[Required work]: All of the data is to be restated word for word.
** Input follows **
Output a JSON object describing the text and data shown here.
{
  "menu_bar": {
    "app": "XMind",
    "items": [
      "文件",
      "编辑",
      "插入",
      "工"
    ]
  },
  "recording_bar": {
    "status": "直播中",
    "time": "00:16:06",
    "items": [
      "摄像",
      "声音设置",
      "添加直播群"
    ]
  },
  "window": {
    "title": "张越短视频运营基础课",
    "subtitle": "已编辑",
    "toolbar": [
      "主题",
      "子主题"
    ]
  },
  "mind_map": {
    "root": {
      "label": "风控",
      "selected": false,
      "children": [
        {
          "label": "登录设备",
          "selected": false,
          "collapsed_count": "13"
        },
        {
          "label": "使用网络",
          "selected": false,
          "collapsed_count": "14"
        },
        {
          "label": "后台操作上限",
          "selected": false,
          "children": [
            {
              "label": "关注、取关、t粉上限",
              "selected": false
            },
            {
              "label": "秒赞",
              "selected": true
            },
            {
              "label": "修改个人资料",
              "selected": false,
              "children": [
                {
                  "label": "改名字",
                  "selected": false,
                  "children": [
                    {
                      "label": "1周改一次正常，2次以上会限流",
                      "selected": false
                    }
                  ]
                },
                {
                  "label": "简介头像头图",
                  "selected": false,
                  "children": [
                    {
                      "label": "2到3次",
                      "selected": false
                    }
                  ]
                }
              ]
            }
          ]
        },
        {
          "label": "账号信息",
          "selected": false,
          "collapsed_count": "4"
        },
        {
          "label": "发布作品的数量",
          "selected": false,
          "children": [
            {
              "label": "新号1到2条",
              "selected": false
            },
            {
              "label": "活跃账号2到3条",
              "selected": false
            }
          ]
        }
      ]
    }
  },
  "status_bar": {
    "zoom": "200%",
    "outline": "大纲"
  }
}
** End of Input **
[Response to this task]:
Output a JSON object describing the text and data shown here.
{
  "menu_bar": {
    "app": "XMind",
    "items": [
      "文件",
      "编辑",
      "插入",
      "工"
    ]
  },
  "recording_bar": {
    "status": "直播中",
    "time": "00:16:06",
    "items": [
      "摄像",
      "声音设置",
      "添加直播群"
    ]
  },
  "window": {
    "title": "张越短视频运营基础课",
    "subtitle": "已编辑",
    "toolbar": [
      "主题",
      "子主题"
    ]
  },
  "mind_map": {
    "root": {
      "label": "风控",
      "selected": false,
      "children": [
        {
          "label": "登录设备",
          "selected": false,
          "collapsed_count": "13"
        },
        {
          "label": "使用网络",
          "selected": false,
          "collapsed_count": "14"
        },
        {
          "label": "后台操作上限",
          "selected": false,
          "children": [
            {
              "label": "关注、取关、t粉上限",
              "selected": false
            },
            {
              "label": "秒赞",
              "selected": true
            },
            {
              "label": "修改个人资料",
              "selected": false,
              "children": [
                {
                  "label": "改名字",
                  "selected": false,
                  "children": [
                    {
                      "label": "1周改一次正常，2次以上会限流",
                      "selected": false
                    }
                  ]
                },
                {
                  "label": "简介头像头图",
                  "selected": false,
                  "children": [
                    {
                      "label": "2到3次",
                      "selected": false
                    }
                  ]
                }
              ]
            }
          ]
        },
        {
          "label": "账号信息",
          "selected": false,
          "collapsed_count": "4"
        },
        {
          "label": "发布作品的数量",
          "selected": false,
          "children": [
            {
              "label": "新号1到2条",
              "selected": false
            },
            {
              "label": "活跃账号2到3条",
              "selected": false
            }
          ]
        }
      ]
    }
  },
  "status_bar": {
    "zoom": "200%",
    "outline": "大纲"
  }
}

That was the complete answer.